Start of DATA FOR THE TASK

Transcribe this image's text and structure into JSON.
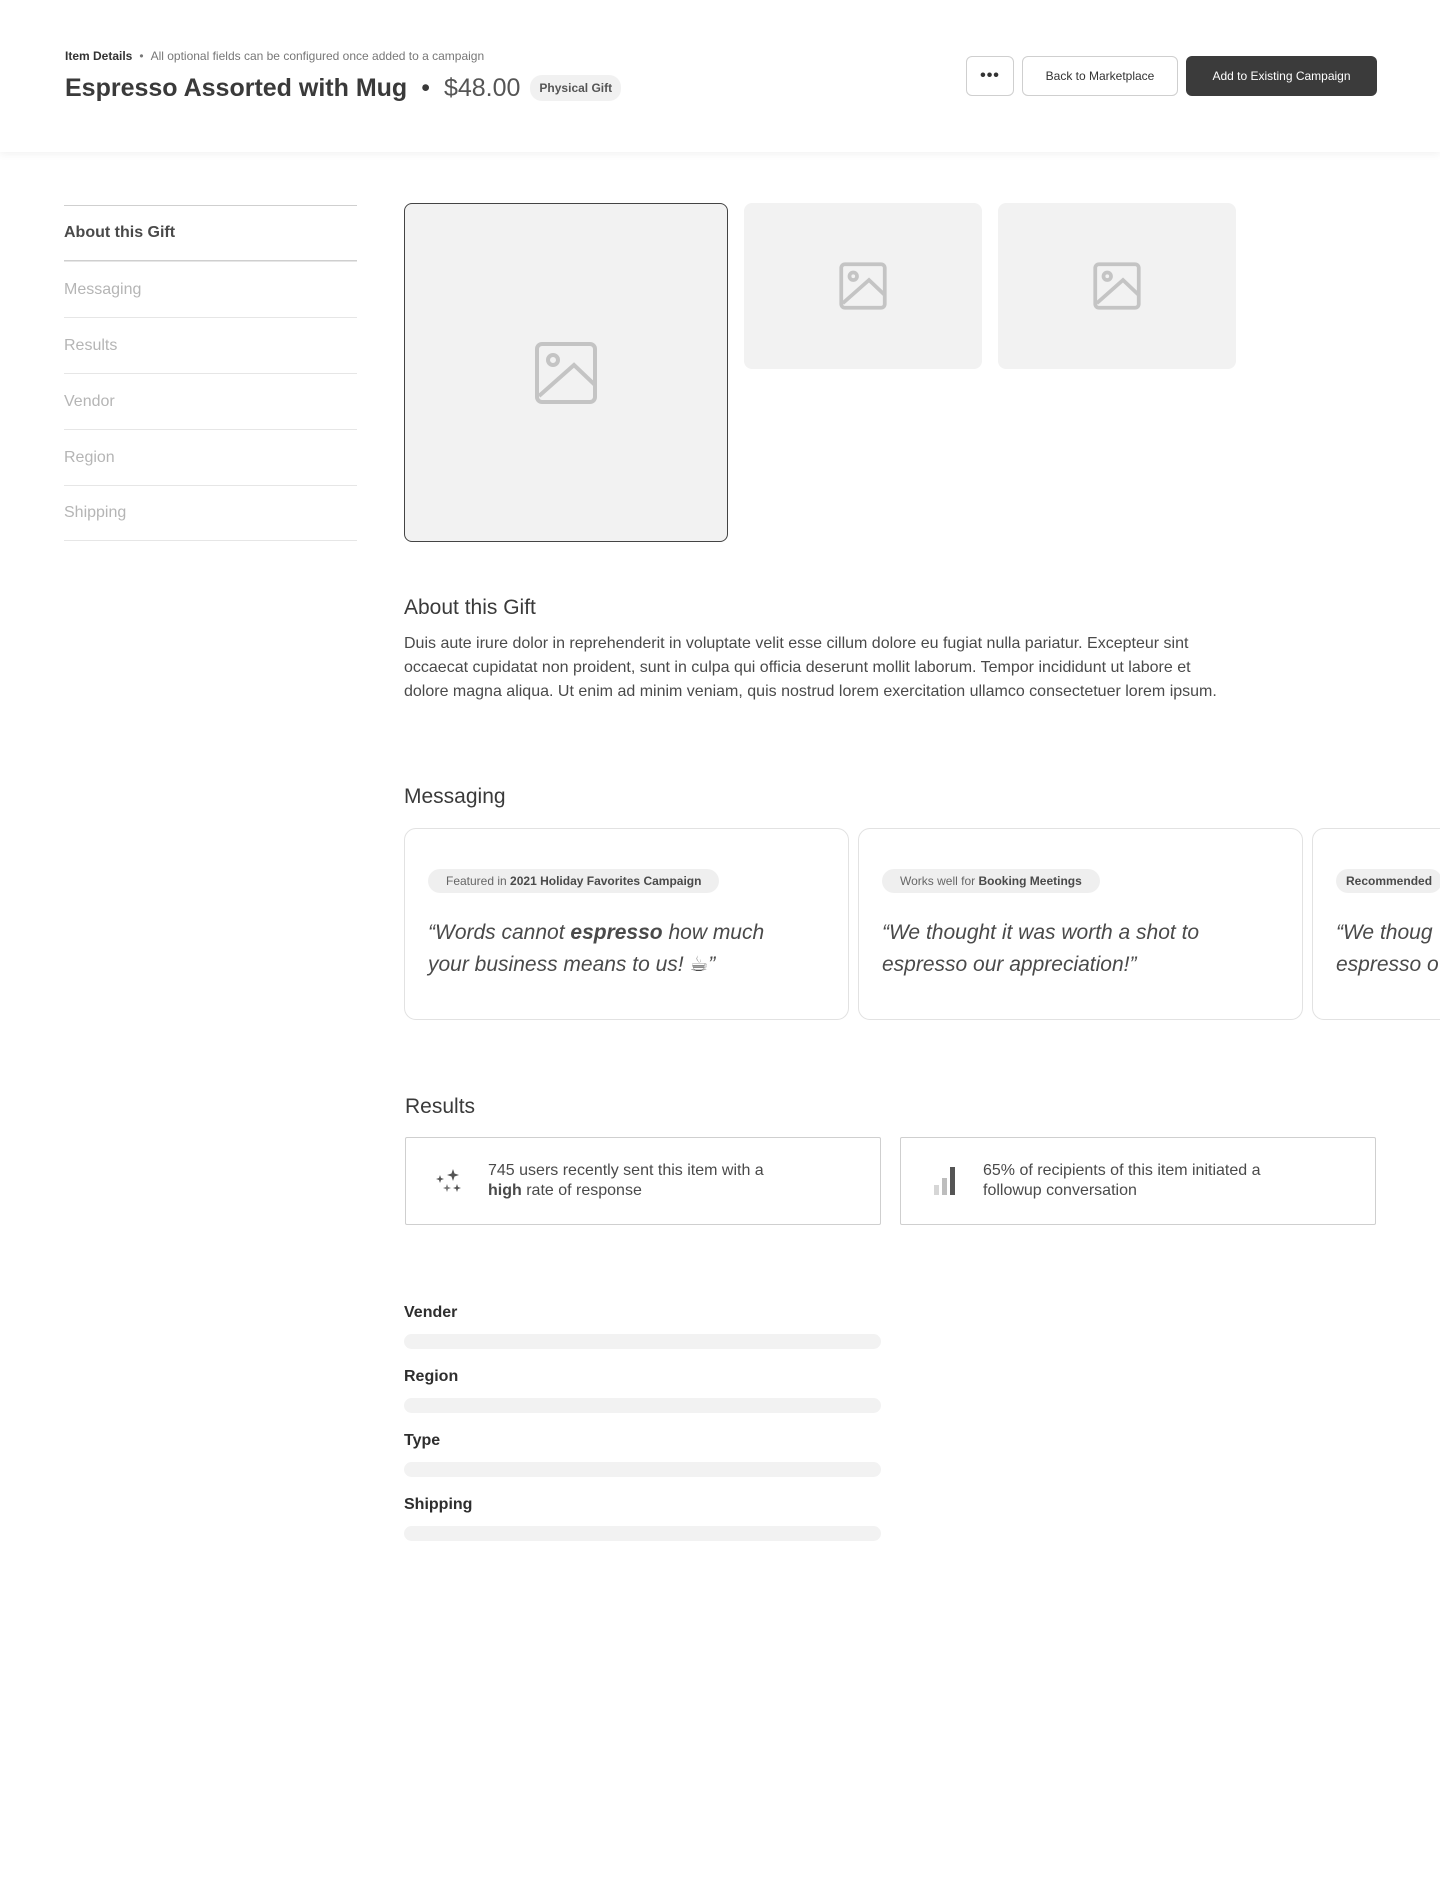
{
  "header": {
    "breadcrumb_label": "Item Details",
    "breadcrumb_note": "All optional fields can be configured once added to a campaign",
    "title": "Espresso Assorted with Mug",
    "separator": "•",
    "price": "$48.00",
    "badge": "Physical Gift",
    "more_label": "•••",
    "back_label": "Back to Marketplace",
    "add_label": "Add to Existing Campaign"
  },
  "sidebar": {
    "items": [
      {
        "label": "About this Gift",
        "active": true
      },
      {
        "label": "Messaging"
      },
      {
        "label": "Results"
      },
      {
        "label": "Vendor"
      },
      {
        "label": "Region"
      },
      {
        "label": "Shipping"
      }
    ]
  },
  "about": {
    "heading": "About this Gift",
    "body": "Duis aute irure dolor in reprehenderit in voluptate velit esse cillum dolore eu fugiat nulla pariatur. Excepteur sint occaecat cupidatat non proident, sunt in culpa qui officia deserunt mollit laborum. Tempor incididunt ut labore et dolore magna aliqua. Ut enim ad minim veniam, quis nostrud lorem exercitation ullamco consectetuer lorem ipsum."
  },
  "messaging": {
    "heading": "Messaging",
    "cards": [
      {
        "chip_prefix": "Featured in",
        "chip_bold": "2021 Holiday Favorites Campaign",
        "quote_pre": "“Words cannot ",
        "quote_bold": "espresso",
        "quote_post": " how much",
        "quote_line2": "your business means to us! ☕”"
      },
      {
        "chip_prefix": "Works well for",
        "chip_bold": "Booking Meetings",
        "quote_line1": "“We thought it was worth a shot to",
        "quote_line2": "espresso our appreciation!”"
      },
      {
        "chip_bold": "Recommended",
        "quote_line1": "“We thoug",
        "quote_line2": "espresso o"
      }
    ]
  },
  "results": {
    "heading": "Results",
    "cards": [
      {
        "icon": "sparkles-icon",
        "line1": "745 users recently sent this item with a",
        "bold": "high",
        "line2_rest": " rate of response"
      },
      {
        "icon": "bar-chart-icon",
        "line1": "65% of recipients of this item initiated a",
        "line2": "followup conversation"
      }
    ]
  },
  "details": {
    "fields": [
      {
        "label": "Vender"
      },
      {
        "label": "Region"
      },
      {
        "label": "Type"
      },
      {
        "label": "Shipping"
      }
    ]
  }
}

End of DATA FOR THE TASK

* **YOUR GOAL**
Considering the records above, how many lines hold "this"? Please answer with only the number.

* **RESPONSE BOX**
5